While the form lines have been contrasting, how do the respective pairings match up in numbers?
The first thing to note when delving into the facts and figures is that the French men have much less game time under their belts with which to analyse.
Murray has missed just 15 minutes in three starts, while even allowing for Sexton’s early departure at Murrayfield, he has amassed 182 minutes on the pitch, compared to just 117 for Dupont and 123 minutes for N’Tamack.
The excitement however around the attack-minded Dupont is corroborated by his numbers.
Only Blair Kinghorn, who ran amok against the Italians, has more clean line breaks than the 22-year-old’s tally of seven, while he is leading half-back in the tournament in defenders beaten (11).
Dupont's six off-loads is only bettered by French team-mate Mathieu Bastareaud, and it is noticeable that Sexton is the leading Irish off-loader along with Tadhg Furlong with two.
More than simply a traditional petite générale, the Toulouse man has missed only one tackle – all the more impressive considering he played most of the second half in the Twickenham horror show - and according to the number crunchers, has made just one bad pass to date.
The Irish game plan is a considered and measured approach that reaped rich dividends in 2018.
It is of little surprise that Conor Murray has kicked 35 times from hand. The box kick continues to be a go-to approach for Ireland, with Eddie Jones somewhat mischievously pre-tournament noting Ireland's reliance on a kicking game.
It is therefore interesting to note that Murray is sandwiched by England's Ben Youngs (49) and Owen Farrell (35) in that statistical category, with the pair occupying first and third position.
Sexton by contrast has kicked on just 11 occasions from hand. The Leinster man, as has widely been discussed, regularly draws in the tacklers before slipping the pass to the second receiver, often to his own detriment.

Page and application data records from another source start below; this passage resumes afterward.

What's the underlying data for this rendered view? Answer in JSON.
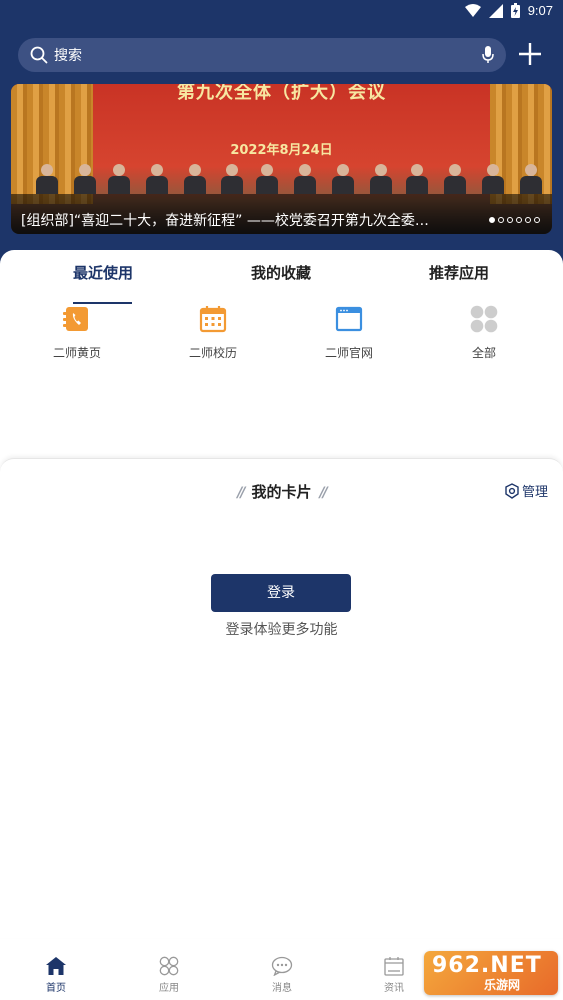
{
  "status_bar": {
    "time": "9:07"
  },
  "search": {
    "placeholder": "搜索"
  },
  "banner": {
    "title_text": "第九次全体（扩大）会议",
    "date_text": "2022年8月24日",
    "caption": "[组织部]“喜迎二十大，奋进新征程” ——校党委召开第九次全委…",
    "total_slides": 6,
    "active_slide": 1
  },
  "tabs": [
    {
      "label": "最近使用",
      "active": true
    },
    {
      "label": "我的收藏",
      "active": false
    },
    {
      "label": "推荐应用",
      "active": false
    }
  ],
  "apps": [
    {
      "label": "二师黄页",
      "icon": "phonebook-icon",
      "color": "#f39a33"
    },
    {
      "label": "二师校历",
      "icon": "calendar-icon",
      "color": "#f39a33"
    },
    {
      "label": "二师官网",
      "icon": "browser-window-icon",
      "color": "#3b8fe0"
    },
    {
      "label": "全部",
      "icon": "grid-icon",
      "color": "#c8c8c8"
    }
  ],
  "card_section": {
    "title": "我的卡片",
    "manage_label": "管理",
    "login_label": "登录",
    "login_hint": "登录体验更多功能"
  },
  "bottom_nav": [
    {
      "label": "首页",
      "icon": "home-icon",
      "active": true
    },
    {
      "label": "应用",
      "icon": "apps-icon",
      "active": false
    },
    {
      "label": "消息",
      "icon": "message-icon",
      "active": false
    },
    {
      "label": "资讯",
      "icon": "news-icon",
      "active": false
    }
  ],
  "watermark": {
    "brand": "962.NET",
    "subtitle": "乐游网"
  },
  "colors": {
    "primary": "#1d3569",
    "accent_orange": "#f39a33",
    "accent_blue": "#3b8fe0"
  }
}
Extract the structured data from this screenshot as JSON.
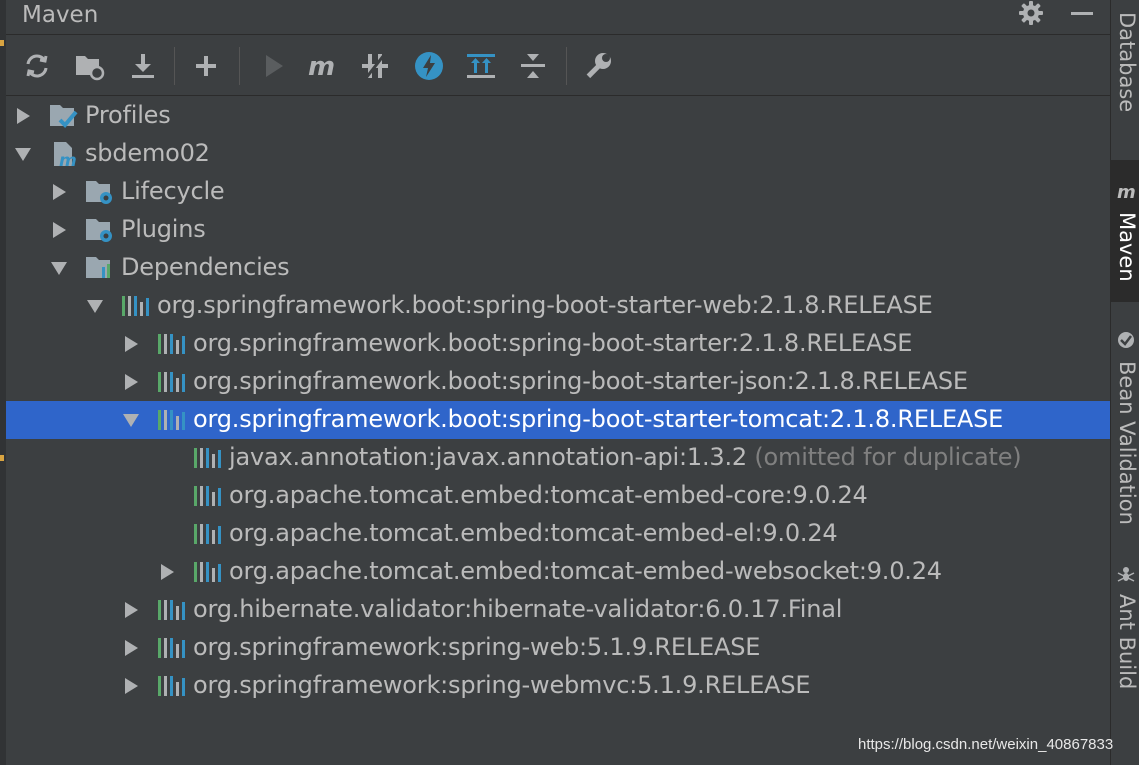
{
  "panel": {
    "title": "Maven"
  },
  "toolbar": {
    "buttons": [
      {
        "name": "reload-icon"
      },
      {
        "name": "generate-sources-icon"
      },
      {
        "name": "download-icon"
      },
      {
        "name": "add-icon"
      },
      {
        "name": "run-icon"
      },
      {
        "name": "execute-goal-icon"
      },
      {
        "name": "toggle-offline-icon"
      },
      {
        "name": "skip-tests-icon"
      },
      {
        "name": "show-dependencies-icon"
      },
      {
        "name": "collapse-all-icon"
      },
      {
        "name": "settings-wrench-icon"
      }
    ]
  },
  "tree": {
    "profiles": "Profiles",
    "project": "sbdemo02",
    "lifecycle": "Lifecycle",
    "plugins": "Plugins",
    "dependencies": "Dependencies",
    "dep_web": "org.springframework.boot:spring-boot-starter-web:2.1.8.RELEASE",
    "dep_starter": "org.springframework.boot:spring-boot-starter:2.1.8.RELEASE",
    "dep_json": "org.springframework.boot:spring-boot-starter-json:2.1.8.RELEASE",
    "dep_tomcat": "org.springframework.boot:spring-boot-starter-tomcat:2.1.8.RELEASE",
    "dep_annotation": "javax.annotation:javax.annotation-api:1.3.2",
    "dep_annotation_note": "(omitted for duplicate)",
    "dep_tomcat_core": "org.apache.tomcat.embed:tomcat-embed-core:9.0.24",
    "dep_tomcat_el": "org.apache.tomcat.embed:tomcat-embed-el:9.0.24",
    "dep_tomcat_websocket": "org.apache.tomcat.embed:tomcat-embed-websocket:9.0.24",
    "dep_hibernate": "org.hibernate.validator:hibernate-validator:6.0.17.Final",
    "dep_spring_web": "org.springframework:spring-web:5.1.9.RELEASE",
    "dep_spring_webmvc": "org.springframework:spring-webmvc:5.1.9.RELEASE"
  },
  "right_tabs": {
    "database": "Database",
    "maven": "Maven",
    "bean_validation": "Bean Validation",
    "ant_build": "Ant Build"
  },
  "watermark": "https://blog.csdn.net/weixin_40867833",
  "colors": {
    "background": "#3c3f41",
    "selection": "#2f65ca",
    "text": "#bbbbbb",
    "muted_text": "#808080",
    "accent_blue": "#3592c4"
  }
}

Murray has always been a scoring threat as well as provider in the green jersey and two of the nine Irish tries so far have come courtesy of the 29-year-old, more than any of his scrum-half peers.
As well as topping the passing charts (307), only Finn Russell (3) has more try assists than Murray.
N’Tamack is set for the biggest challenge of his career in Dublin, but the 19-year-old at least won’t have the added pressure of placed kicks, with Thomas Ramos set to keep hold of the responsibility from the tee.
In a fixture of fine margins – the average winning margin in the last 11 meetings of the teams is less than five points – every kick counts.
Johnny Sexton’s two missed shot at goals to date mean his percentage is 71%, down on his 2018 figure of 78%.
The French have had notable difficulties in front of the posts, with Camile Lopez, Morgan Parra, Baptiste Serin and Ramos all taking kicks in the championship.
Les Bleus have converted just two of their seven tries while Ramos was only successful with two of his four kicks against the Scots.
An improvement would go a long way to building a foundation for victory, though a 79% rate for Toulouse last season would suggest he is capable of much better. The 23-year-old is at 80% in club colours this year.
France’s chopping and changing is perhaps best highlighted by the discarded Lopez.
The 29-year-old began the competition as starting out-half and place kicker but endured a difficult night against Wales in the opening game. Against England, he was relinquished of place-kicking duties and by game three was dropped from the match-day squad.
N'Tamack will hope to change the pattern in the French 10 jersey, but can he, along with Dupont, control the tempo in Dublin? Or will the wily Irish pairing lay down their own marker and travel to Cardiff on the final day with renewed vigour?
We're about to find out.
Follow Ireland v France on Sunday (kick-off 3pm) via the live blog on RTÉ.ie/Sport and the News Now App, or listen live on RTÉ 2fm, with commentary from Michael Corcoran and Donal Lenihan.